### ASSIGNMENT
Print every line below exactly. Skip the pictures.

________________________

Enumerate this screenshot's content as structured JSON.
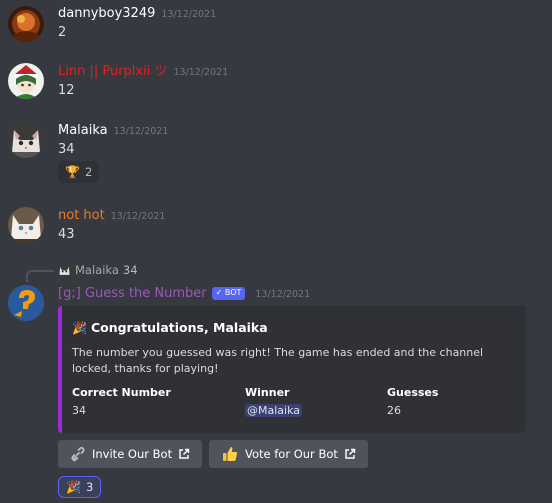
{
  "messages": [
    {
      "username": "dannyboy3249",
      "timestamp": "13/12/2021",
      "content": "2",
      "name_color": "#ffffff"
    },
    {
      "username": "Linn || Purplxii ツ",
      "timestamp": "13/12/2021",
      "content": "12",
      "name_color": "#e91e1e"
    },
    {
      "username": "Malaika",
      "timestamp": "13/12/2021",
      "content": "34",
      "name_color": "#ffffff"
    },
    {
      "username": "not hot",
      "timestamp": "13/12/2021",
      "content": "43",
      "name_color": "#e67e22"
    }
  ],
  "reaction_trophy": {
    "emoji": "🏆",
    "count": "2"
  },
  "reply": {
    "username": "Malaika",
    "content": "34"
  },
  "bot_message": {
    "username": "[g;] Guess the Number",
    "name_color": "#9b59b6",
    "bot_tag": "✓ BOT",
    "timestamp": "13/12/2021",
    "embed": {
      "title_emoji": "🎉",
      "title": "Congratulations, Malaika",
      "description": "The number you guessed was right! The game has ended and the channel locked, thanks for playing!",
      "accent_color": "#9b2bd6",
      "fields": [
        {
          "name": "Correct Number",
          "value": "34"
        },
        {
          "name": "Winner",
          "value": "@Malaika"
        },
        {
          "name": "Guesses",
          "value": "26"
        }
      ]
    },
    "buttons": [
      {
        "label": "Invite Our Bot",
        "icon": "link-icon"
      },
      {
        "label": "Vote for Our Bot",
        "icon": "thumbs-up-icon"
      }
    ],
    "reaction": {
      "emoji": "🎉",
      "count": "3"
    }
  }
}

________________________

### EXERCISE SOLUTION
Enumerate this screenshot's content as structured JSON.
{
  "messages": [
    {
      "username": "dannyboy3249",
      "timestamp": "13/12/2021",
      "content": "2",
      "name_color": "#ffffff"
    },
    {
      "username": "Linn || Purplxii ツ",
      "timestamp": "13/12/2021",
      "content": "12",
      "name_color": "#e91e1e"
    },
    {
      "username": "Malaika",
      "timestamp": "13/12/2021",
      "content": "34",
      "name_color": "#ffffff"
    },
    {
      "username": "not hot",
      "timestamp": "13/12/2021",
      "content": "43",
      "name_color": "#e67e22"
    }
  ],
  "reaction_trophy": {
    "emoji": "🏆",
    "count": "2"
  },
  "reply": {
    "username": "Malaika",
    "content": "34"
  },
  "bot_message": {
    "username": "[g;] Guess the Number",
    "name_color": "#9b59b6",
    "bot_tag": "✓ BOT",
    "timestamp": "13/12/2021",
    "embed": {
      "title_emoji": "🎉",
      "title": "Congratulations, Malaika",
      "description": "The number you guessed was right! The game has ended and the channel locked, thanks for playing!",
      "accent_color": "#9b2bd6",
      "fields": [
        {
          "name": "Correct Number",
          "value": "34"
        },
        {
          "name": "Winner",
          "value": "@Malaika"
        },
        {
          "name": "Guesses",
          "value": "26"
        }
      ]
    },
    "buttons": [
      {
        "label": "Invite Our Bot",
        "icon": "link-icon"
      },
      {
        "label": "Vote for Our Bot",
        "icon": "thumbs-up-icon"
      }
    ],
    "reaction": {
      "emoji": "🎉",
      "count": "3"
    }
  }
}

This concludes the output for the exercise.